== To do ==
Please give every entry again, exactly as it reads.

== Interface dataset entries ==
******************************

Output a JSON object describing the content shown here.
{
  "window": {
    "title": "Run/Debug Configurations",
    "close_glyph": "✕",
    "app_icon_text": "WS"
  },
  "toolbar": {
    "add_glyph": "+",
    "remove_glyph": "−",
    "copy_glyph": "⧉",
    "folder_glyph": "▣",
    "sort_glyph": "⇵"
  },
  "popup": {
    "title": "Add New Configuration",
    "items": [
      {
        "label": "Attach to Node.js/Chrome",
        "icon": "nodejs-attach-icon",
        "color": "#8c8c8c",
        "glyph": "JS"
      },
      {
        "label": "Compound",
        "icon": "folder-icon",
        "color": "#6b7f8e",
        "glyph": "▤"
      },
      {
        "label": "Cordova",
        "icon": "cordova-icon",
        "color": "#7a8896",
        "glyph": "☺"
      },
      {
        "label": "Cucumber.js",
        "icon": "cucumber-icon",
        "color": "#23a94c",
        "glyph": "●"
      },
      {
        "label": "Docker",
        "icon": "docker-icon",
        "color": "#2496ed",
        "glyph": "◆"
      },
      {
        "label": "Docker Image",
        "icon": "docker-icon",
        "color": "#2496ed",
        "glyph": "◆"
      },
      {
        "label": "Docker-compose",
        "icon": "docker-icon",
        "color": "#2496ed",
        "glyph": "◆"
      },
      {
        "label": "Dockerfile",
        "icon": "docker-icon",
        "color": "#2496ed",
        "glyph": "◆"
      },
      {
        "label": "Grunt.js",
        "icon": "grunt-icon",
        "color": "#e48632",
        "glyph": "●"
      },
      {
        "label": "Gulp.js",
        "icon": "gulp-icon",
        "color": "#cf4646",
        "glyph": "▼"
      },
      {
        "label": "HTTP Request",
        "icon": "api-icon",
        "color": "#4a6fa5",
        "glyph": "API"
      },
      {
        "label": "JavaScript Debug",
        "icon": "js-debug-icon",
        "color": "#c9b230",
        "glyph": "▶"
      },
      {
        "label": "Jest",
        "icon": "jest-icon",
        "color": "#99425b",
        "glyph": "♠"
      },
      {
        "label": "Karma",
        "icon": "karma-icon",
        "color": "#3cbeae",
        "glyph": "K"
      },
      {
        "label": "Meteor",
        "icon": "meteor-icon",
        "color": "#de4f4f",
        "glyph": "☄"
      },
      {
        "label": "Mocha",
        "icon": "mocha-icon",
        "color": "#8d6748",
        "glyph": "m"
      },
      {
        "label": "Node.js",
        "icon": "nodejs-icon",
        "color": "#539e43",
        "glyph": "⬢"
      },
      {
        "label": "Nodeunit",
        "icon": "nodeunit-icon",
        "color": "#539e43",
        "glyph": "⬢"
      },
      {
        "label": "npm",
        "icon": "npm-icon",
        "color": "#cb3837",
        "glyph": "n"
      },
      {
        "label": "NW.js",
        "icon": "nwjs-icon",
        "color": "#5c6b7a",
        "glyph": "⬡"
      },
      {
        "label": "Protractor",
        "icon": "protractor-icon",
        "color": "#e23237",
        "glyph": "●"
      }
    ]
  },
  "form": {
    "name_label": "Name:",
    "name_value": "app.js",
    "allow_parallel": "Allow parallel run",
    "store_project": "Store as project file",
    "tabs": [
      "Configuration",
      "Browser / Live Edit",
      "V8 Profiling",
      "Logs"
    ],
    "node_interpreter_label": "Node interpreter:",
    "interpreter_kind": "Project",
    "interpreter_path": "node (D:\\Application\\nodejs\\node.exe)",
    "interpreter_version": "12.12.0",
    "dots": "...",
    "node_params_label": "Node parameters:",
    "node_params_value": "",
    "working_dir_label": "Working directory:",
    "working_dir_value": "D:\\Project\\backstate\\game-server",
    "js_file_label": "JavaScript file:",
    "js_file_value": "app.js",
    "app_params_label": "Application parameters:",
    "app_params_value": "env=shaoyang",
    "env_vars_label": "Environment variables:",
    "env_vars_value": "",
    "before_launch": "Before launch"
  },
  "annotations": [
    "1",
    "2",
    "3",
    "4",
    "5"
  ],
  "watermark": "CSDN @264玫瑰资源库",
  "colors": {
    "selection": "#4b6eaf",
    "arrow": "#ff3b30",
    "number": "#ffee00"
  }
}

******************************

== Response to the task ==
Output a JSON object describing the content shown here.
{
  "window": {
    "title": "Run/Debug Configurations",
    "close_glyph": "✕",
    "app_icon_text": "WS"
  },
  "toolbar": {
    "add_glyph": "+",
    "remove_glyph": "−",
    "copy_glyph": "⧉",
    "folder_glyph": "▣",
    "sort_glyph": "⇵"
  },
  "popup": {
    "title": "Add New Configuration",
    "items": [
      {
        "label": "Attach to Node.js/Chrome",
        "icon": "nodejs-attach-icon",
        "color": "#8c8c8c",
        "glyph": "JS"
      },
      {
        "label": "Compound",
        "icon": "folder-icon",
        "color": "#6b7f8e",
        "glyph": "▤"
      },
      {
        "label": "Cordova",
        "icon": "cordova-icon",
        "color": "#7a8896",
        "glyph": "☺"
      },
      {
        "label": "Cucumber.js",
        "icon": "cucumber-icon",
        "color": "#23a94c",
        "glyph": "●"
      },
      {
        "label": "Docker",
        "icon": "docker-icon",
        "color": "#2496ed",
        "glyph": "◆"
      },
      {
        "label": "Docker Image",
        "icon": "docker-icon",
        "color": "#2496ed",
        "glyph": "◆"
      },
      {
        "label": "Docker-compose",
        "icon": "docker-icon",
        "color": "#2496ed",
        "glyph": "◆"
      },
      {
        "label": "Dockerfile",
        "icon": "docker-icon",
        "color": "#2496ed",
        "glyph": "◆"
      },
      {
        "label": "Grunt.js",
        "icon": "grunt-icon",
        "color": "#e48632",
        "glyph": "●"
      },
      {
        "label": "Gulp.js",
        "icon": "gulp-icon",
        "color": "#cf4646",
        "glyph": "▼"
      },
      {
        "label": "HTTP Request",
        "icon": "api-icon",
        "color": "#4a6fa5",
        "glyph": "API"
      },
      {
        "label": "JavaScript Debug",
        "icon": "js-debug-icon",
        "color": "#c9b230",
        "glyph": "▶"
      },
      {
        "label": "Jest",
        "icon": "jest-icon",
        "color": "#99425b",
        "glyph": "♠"
      },
      {
        "label": "Karma",
        "icon": "karma-icon",
        "color": "#3cbeae",
        "glyph": "K"
      },
      {
        "label": "Meteor",
        "icon": "meteor-icon",
        "color": "#de4f4f",
        "glyph": "☄"
      },
      {
        "label": "Mocha",
        "icon": "mocha-icon",
        "color": "#8d6748",
        "glyph": "m"
      },
      {
        "label": "Node.js",
        "icon": "nodejs-icon",
        "color": "#539e43",
        "glyph": "⬢"
      },
      {
        "label": "Nodeunit",
        "icon": "nodeunit-icon",
        "color": "#539e43",
        "glyph": "⬢"
      },
      {
        "label": "npm",
        "icon": "npm-icon",
        "color": "#cb3837",
        "glyph": "n"
      },
      {
        "label": "NW.js",
        "icon": "nwjs-icon",
        "color": "#5c6b7a",
        "glyph": "⬡"
      },
      {
        "label": "Protractor",
        "icon": "protractor-icon",
        "color": "#e23237",
        "glyph": "●"
      }
    ]
  },
  "form": {
    "name_label": "Name:",
    "name_value": "app.js",
    "allow_parallel": "Allow parallel run",
    "store_project": "Store as project file",
    "tabs": [
      "Configuration",
      "Browser / Live Edit",
      "V8 Profiling",
      "Logs"
    ],
    "node_interpreter_label": "Node interpreter:",
    "interpreter_kind": "Project",
    "interpreter_path": "node (D:\\Application\\nodejs\\node.exe)",
    "interpreter_version": "12.12.0",
    "dots": "...",
    "node_params_label": "Node parameters:",
    "node_params_value": "",
    "working_dir_label": "Working directory:",
    "working_dir_value": "D:\\Project\\backstate\\game-server",
    "js_file_label": "JavaScript file:",
    "js_file_value": "app.js",
    "app_params_label": "Application parameters:",
    "app_params_value": "env=shaoyang",
    "env_vars_label": "Environment variables:",
    "env_vars_value": "",
    "before_launch": "Before launch"
  },
  "annotations": [
    "1",
    "2",
    "3",
    "4",
    "5"
  ],
  "watermark": "CSDN @264玫瑰资源库",
  "colors": {
    "selection": "#4b6eaf",
    "arrow": "#ff3b30",
    "number": "#ffee00"
  }
}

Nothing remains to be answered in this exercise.